§ WORK INSTRUCTIONS:
Tally the lines in the following entries that include the word "preview"; state only the total.
--- INPUT MATERIAL Enclosed Below ---
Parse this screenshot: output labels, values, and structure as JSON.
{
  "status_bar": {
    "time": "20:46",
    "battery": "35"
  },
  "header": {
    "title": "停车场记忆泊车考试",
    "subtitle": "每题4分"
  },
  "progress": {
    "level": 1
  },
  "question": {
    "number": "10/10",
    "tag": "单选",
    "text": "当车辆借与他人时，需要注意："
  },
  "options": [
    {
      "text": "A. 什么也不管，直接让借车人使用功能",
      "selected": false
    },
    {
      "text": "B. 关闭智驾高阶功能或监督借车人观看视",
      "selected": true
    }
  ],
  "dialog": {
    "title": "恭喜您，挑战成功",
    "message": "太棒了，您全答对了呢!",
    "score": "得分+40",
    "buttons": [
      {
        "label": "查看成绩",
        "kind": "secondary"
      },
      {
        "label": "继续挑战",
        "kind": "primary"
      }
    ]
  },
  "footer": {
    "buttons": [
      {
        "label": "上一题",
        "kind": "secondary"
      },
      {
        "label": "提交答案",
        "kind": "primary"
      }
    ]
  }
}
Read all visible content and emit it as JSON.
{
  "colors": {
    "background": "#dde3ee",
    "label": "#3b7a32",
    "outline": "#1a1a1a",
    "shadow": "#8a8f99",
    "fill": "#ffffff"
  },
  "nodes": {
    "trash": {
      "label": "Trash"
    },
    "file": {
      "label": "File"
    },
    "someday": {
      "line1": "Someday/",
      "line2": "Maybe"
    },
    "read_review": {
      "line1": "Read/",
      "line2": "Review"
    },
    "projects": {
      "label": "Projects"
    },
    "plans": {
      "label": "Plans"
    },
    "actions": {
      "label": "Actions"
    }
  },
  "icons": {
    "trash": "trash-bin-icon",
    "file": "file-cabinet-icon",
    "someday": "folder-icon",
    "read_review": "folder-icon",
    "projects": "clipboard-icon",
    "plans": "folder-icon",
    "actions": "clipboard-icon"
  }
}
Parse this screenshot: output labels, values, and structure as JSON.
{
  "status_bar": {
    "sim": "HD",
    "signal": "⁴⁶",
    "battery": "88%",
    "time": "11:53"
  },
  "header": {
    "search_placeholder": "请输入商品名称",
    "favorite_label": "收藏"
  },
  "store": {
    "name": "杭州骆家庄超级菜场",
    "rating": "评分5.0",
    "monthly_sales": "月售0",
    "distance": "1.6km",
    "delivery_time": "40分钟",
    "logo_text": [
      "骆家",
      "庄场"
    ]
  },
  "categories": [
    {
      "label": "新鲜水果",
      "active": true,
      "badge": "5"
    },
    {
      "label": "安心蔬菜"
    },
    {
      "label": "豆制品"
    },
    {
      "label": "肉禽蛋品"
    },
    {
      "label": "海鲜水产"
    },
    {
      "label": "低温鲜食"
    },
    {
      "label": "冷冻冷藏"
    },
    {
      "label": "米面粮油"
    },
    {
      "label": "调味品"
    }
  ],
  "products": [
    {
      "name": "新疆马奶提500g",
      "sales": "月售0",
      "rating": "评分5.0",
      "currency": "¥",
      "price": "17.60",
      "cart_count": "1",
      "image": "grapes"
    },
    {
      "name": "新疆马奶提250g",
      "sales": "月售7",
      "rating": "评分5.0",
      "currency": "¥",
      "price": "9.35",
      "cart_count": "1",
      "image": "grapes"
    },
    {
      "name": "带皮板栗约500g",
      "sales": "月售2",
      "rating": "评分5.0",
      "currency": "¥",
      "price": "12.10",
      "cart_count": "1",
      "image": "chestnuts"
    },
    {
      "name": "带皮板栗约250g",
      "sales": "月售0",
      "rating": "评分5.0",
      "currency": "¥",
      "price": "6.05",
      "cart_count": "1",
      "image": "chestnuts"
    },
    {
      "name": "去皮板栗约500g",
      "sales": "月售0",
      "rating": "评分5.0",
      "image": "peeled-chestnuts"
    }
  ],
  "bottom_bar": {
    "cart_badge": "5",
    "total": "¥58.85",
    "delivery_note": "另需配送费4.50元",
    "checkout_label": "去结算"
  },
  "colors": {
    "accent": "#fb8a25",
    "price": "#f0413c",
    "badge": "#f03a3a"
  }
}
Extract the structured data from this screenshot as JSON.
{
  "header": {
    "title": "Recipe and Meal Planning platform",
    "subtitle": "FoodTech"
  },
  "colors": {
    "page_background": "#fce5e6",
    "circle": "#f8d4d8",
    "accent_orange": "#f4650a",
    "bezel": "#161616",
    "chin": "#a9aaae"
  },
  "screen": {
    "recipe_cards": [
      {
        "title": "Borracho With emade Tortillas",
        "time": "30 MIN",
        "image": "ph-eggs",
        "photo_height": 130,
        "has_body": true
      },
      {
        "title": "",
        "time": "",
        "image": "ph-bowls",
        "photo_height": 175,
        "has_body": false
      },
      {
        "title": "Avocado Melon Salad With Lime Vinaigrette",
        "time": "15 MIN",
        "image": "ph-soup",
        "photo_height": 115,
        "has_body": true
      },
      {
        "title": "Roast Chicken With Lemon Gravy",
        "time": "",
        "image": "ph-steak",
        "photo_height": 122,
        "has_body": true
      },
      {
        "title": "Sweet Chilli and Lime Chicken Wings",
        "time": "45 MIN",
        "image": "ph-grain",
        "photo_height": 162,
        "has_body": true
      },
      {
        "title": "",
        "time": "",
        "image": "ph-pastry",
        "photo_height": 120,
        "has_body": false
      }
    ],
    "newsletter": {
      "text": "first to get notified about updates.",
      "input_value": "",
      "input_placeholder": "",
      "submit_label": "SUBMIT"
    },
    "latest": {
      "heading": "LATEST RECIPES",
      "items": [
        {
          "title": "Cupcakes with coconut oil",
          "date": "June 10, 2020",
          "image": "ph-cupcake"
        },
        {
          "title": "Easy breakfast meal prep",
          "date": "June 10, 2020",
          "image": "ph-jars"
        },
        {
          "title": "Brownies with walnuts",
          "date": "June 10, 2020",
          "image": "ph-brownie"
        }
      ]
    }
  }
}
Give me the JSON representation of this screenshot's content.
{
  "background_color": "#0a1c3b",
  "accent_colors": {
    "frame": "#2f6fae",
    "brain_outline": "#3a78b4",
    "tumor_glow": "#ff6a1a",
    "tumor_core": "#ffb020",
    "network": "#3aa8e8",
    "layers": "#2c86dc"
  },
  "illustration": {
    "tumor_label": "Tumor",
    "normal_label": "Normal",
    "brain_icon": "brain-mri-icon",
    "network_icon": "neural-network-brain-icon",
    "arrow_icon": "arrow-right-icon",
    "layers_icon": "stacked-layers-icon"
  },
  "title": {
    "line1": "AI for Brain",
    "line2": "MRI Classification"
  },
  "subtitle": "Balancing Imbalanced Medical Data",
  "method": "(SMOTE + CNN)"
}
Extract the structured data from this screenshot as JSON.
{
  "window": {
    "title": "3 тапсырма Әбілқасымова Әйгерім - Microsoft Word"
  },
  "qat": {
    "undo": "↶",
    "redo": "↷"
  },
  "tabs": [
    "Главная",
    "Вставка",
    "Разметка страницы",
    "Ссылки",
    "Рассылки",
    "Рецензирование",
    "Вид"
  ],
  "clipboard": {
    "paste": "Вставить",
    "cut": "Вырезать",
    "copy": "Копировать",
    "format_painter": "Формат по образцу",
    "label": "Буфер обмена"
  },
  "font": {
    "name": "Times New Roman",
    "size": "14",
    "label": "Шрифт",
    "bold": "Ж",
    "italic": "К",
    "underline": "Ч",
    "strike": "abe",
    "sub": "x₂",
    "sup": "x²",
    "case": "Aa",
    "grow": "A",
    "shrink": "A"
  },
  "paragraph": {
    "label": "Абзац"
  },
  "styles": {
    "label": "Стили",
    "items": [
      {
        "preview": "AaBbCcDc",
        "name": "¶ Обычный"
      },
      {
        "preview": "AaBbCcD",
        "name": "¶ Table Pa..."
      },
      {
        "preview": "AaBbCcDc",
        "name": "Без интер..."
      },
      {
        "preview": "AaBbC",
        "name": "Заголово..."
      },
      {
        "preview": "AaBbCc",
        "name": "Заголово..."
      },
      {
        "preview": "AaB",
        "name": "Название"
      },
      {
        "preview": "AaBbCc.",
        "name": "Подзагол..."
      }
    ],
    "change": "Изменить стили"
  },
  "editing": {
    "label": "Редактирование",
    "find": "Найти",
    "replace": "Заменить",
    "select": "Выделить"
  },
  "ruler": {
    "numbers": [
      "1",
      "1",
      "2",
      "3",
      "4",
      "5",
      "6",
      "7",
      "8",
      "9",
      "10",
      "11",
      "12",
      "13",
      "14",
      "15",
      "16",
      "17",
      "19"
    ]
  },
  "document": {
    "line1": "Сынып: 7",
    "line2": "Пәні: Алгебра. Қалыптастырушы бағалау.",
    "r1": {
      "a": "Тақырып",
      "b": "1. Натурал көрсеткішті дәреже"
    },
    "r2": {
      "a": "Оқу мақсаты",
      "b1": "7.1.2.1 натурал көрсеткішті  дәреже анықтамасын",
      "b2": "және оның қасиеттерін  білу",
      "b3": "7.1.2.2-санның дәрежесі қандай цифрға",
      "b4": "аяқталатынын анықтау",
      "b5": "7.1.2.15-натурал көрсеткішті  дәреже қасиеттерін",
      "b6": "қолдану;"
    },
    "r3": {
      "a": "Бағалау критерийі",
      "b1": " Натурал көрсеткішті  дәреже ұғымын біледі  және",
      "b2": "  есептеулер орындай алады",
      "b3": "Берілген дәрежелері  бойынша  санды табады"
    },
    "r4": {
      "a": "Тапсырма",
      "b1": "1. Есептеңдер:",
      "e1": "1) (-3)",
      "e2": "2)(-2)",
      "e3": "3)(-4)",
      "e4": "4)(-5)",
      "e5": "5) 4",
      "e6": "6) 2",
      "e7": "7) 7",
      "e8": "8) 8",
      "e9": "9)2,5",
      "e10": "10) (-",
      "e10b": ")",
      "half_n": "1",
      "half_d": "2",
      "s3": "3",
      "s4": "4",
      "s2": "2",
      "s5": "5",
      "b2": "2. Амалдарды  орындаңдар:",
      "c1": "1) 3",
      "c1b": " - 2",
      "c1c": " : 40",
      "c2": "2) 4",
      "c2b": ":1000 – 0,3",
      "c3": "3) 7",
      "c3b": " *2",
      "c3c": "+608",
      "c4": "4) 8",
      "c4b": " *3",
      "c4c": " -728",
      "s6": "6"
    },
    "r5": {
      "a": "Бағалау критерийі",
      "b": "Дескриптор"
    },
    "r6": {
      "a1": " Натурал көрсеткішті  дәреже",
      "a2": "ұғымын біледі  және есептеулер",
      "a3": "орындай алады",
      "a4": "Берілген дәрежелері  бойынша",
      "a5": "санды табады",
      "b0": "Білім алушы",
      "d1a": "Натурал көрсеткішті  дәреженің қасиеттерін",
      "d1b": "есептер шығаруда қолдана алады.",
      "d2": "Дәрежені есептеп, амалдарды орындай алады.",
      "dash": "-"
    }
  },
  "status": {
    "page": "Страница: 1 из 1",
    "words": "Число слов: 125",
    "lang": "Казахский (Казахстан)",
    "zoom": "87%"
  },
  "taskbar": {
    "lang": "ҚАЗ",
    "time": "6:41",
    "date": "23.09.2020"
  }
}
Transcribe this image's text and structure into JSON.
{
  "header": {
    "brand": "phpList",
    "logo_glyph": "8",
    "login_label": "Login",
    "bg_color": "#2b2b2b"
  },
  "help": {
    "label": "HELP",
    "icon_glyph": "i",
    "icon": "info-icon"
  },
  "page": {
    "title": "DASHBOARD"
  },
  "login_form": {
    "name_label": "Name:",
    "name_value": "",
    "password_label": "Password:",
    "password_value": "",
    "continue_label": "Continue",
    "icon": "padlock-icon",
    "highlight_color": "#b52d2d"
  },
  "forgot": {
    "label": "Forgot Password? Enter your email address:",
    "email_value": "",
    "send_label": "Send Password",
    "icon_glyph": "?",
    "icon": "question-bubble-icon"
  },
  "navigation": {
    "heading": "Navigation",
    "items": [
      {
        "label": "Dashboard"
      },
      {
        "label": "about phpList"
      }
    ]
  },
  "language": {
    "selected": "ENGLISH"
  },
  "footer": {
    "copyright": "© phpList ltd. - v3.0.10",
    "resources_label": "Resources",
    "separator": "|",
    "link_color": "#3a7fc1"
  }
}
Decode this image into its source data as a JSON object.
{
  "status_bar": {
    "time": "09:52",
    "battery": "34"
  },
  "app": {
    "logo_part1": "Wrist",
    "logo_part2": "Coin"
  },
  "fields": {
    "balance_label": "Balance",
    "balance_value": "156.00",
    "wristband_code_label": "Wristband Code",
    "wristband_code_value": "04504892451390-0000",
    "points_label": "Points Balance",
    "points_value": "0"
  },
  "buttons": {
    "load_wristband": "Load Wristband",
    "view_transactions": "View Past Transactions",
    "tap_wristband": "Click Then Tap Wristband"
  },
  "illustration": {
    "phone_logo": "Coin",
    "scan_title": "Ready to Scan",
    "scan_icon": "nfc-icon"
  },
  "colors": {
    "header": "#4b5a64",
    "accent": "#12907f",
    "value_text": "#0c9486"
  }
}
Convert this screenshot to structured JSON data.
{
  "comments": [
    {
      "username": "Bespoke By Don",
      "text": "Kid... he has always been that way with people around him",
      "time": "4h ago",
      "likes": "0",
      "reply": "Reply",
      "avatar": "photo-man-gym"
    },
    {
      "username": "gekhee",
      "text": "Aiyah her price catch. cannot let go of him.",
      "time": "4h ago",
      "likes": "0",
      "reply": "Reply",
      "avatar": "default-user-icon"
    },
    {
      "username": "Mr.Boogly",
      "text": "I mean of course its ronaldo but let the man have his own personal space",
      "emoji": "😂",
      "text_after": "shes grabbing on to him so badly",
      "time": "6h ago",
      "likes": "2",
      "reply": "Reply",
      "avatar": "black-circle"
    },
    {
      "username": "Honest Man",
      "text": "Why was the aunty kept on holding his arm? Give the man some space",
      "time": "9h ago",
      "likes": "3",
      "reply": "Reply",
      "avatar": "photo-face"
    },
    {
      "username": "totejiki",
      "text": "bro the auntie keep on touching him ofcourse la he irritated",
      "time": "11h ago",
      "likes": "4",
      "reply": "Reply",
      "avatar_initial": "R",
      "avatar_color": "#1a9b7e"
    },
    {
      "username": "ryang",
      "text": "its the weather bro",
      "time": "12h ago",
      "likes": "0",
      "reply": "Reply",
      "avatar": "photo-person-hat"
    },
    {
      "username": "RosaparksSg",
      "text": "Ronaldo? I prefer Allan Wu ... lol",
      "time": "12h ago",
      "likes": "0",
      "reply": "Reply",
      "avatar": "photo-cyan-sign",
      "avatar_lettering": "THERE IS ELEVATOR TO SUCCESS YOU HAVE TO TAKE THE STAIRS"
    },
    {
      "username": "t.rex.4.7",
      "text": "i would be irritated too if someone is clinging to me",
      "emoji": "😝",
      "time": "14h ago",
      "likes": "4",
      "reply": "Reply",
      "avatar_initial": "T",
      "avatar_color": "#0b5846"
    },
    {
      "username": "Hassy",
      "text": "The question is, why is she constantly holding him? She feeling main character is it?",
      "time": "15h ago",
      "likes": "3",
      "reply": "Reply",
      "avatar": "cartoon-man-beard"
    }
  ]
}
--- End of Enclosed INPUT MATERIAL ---
§ RESPONSE BELOW:
7